The Fist
Labour Day Monday, 1 September 2003, was another one of those days where I had a hard time deciding what I wanted to do.  Should I relax at home watching football on TV or go out to the mountains and put my body through the proverbial meat grinder?  Remembering some missed opportunities the previous year, I vowed this year not to be so lazy when the weather is nice in the mountains (and as long as there are no backcountry travel bans).  So I headed back to Kananaskis Country for the second time in as many days.  A late start (left my house at 12:30 PM) dictated my choice of scrambling objectives.

A logical choice for me was The Fist, an unofficially-named northeastern outlier of Mount Smuts in K-Country.  The elevation gain and time commitment for The Fist is modest, and it shares the same approach trail as Mount Smuts which I had previously bagged about 7 years ago.  I started hiking from my car just before 3:00 PM and made good progress into Commonwealth Creek valley and up a drainage leading to the Smuts-Fist col.  The scrambling above the col gets tougher, but I quite enjoyed the challenge of tackling the steep gulleys and rock slabs just below the summit.  I topped out at around 5:45 PM.
Commonwealth Creek
Mount Birdwood's reflection can be seen in Commonwealth Creek.
The Fist
This is The Fist as seen from Commonwealth Creek.
It gets tougher from here...
Sonny heads up from the Smuts-Fist col.  In his scrambles guide, Alan Kane describes alternate routes which flank the rock fin (F).

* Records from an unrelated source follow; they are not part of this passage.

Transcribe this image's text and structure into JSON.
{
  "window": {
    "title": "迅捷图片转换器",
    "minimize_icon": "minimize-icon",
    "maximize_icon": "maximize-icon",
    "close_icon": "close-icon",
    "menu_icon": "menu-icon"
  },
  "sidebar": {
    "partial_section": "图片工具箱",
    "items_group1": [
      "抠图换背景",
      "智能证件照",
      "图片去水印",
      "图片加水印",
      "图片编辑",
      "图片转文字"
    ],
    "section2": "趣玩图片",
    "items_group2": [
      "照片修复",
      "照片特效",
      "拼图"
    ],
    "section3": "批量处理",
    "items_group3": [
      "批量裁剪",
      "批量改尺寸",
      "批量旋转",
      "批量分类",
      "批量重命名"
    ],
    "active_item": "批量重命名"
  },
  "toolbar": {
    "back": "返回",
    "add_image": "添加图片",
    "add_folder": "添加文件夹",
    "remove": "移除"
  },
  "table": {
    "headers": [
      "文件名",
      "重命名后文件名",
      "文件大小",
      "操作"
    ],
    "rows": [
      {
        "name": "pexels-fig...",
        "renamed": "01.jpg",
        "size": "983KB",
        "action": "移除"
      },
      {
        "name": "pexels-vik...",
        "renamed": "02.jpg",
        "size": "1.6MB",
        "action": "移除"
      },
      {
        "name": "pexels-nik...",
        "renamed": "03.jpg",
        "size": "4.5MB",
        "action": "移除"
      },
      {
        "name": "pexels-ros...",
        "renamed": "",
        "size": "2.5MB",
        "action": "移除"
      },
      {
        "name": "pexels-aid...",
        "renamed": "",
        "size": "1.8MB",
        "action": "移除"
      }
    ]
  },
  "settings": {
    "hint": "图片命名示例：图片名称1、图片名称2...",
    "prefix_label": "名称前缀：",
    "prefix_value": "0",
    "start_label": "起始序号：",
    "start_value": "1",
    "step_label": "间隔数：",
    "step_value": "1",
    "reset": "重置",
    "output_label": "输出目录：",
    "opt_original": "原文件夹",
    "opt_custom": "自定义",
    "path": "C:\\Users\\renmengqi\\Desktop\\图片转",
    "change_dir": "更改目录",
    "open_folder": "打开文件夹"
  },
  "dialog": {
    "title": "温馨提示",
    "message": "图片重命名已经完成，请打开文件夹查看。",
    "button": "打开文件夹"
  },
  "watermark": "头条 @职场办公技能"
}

Left Side Of The Fin
This narrow crack to the left of the rock fin is easier to ascend than descend.
Sonny sits on the 2630-metre summit of The Fist.
Going down.
Sonny downclimbs a steep chute below the "skyline notch" as described by Alan Kane.
Right Side Of The Fin
The rubble on the right side of the rock fin is ideal for descending.
A scree slope on the south side of The Fist initially provided me with a quick descent.  Unfortunately, the slope is choked with trees and bushes lower down, and I had to bushwhack a fair distance (lost my sunglasses somewhere here) before finding the drainage I had come up.  After picking up the trail down in the valley, I stopped momentarily to take off my boots and dump out some debris when I heard what sounded like a groan coming from the trees possibly near where I had emerged from the drainage.  The groan was so loud that it reverberated throughout the valley.  Only a few days before, somebody wrote in the summit register that they had seen a grizzly bear climb over the Smuts-Fist col.  I wasn't about to hang around to find out if this bear was the source of the groan, so I quickly re-tied the boot I had taken off (didn't even bother emptying the other boot) and marched quickly and quietly down the trail.  I heard the groan again a few minutes later, but It sounded further away.  I didn't hear it again.

Eventually, I left Commonwealth Creek valley and was on the homestretch of the logging road leading back to my car when I had another close encounter.  A female moose and her two young calves were grazing right in the middle of the logging road.  I tried to sneak by them at the edge of the road when the mother suddenly turned her head and began charging me!  I immediately dove into the thick forest for cover, and the mother thankfully stopped short of coming after me.  I then thrashed through the bushes a bit before regaining the logging road about 50 yards past the moose.  When I got back to my car (round-trip time 5.5 hours), I began taking my boots off when I noticed that the mother and her calves were coming down the logging road right toward me.  I initially thought:  She's taking this rather personally, isn't she?  Luckily, she and her calves simply jogged past me and disappeared into the night.
When moose turn bad...
Moose Encounters Of The Third Kind
Relax.  It's over.
Another beautiful day in the mountains draws to a close.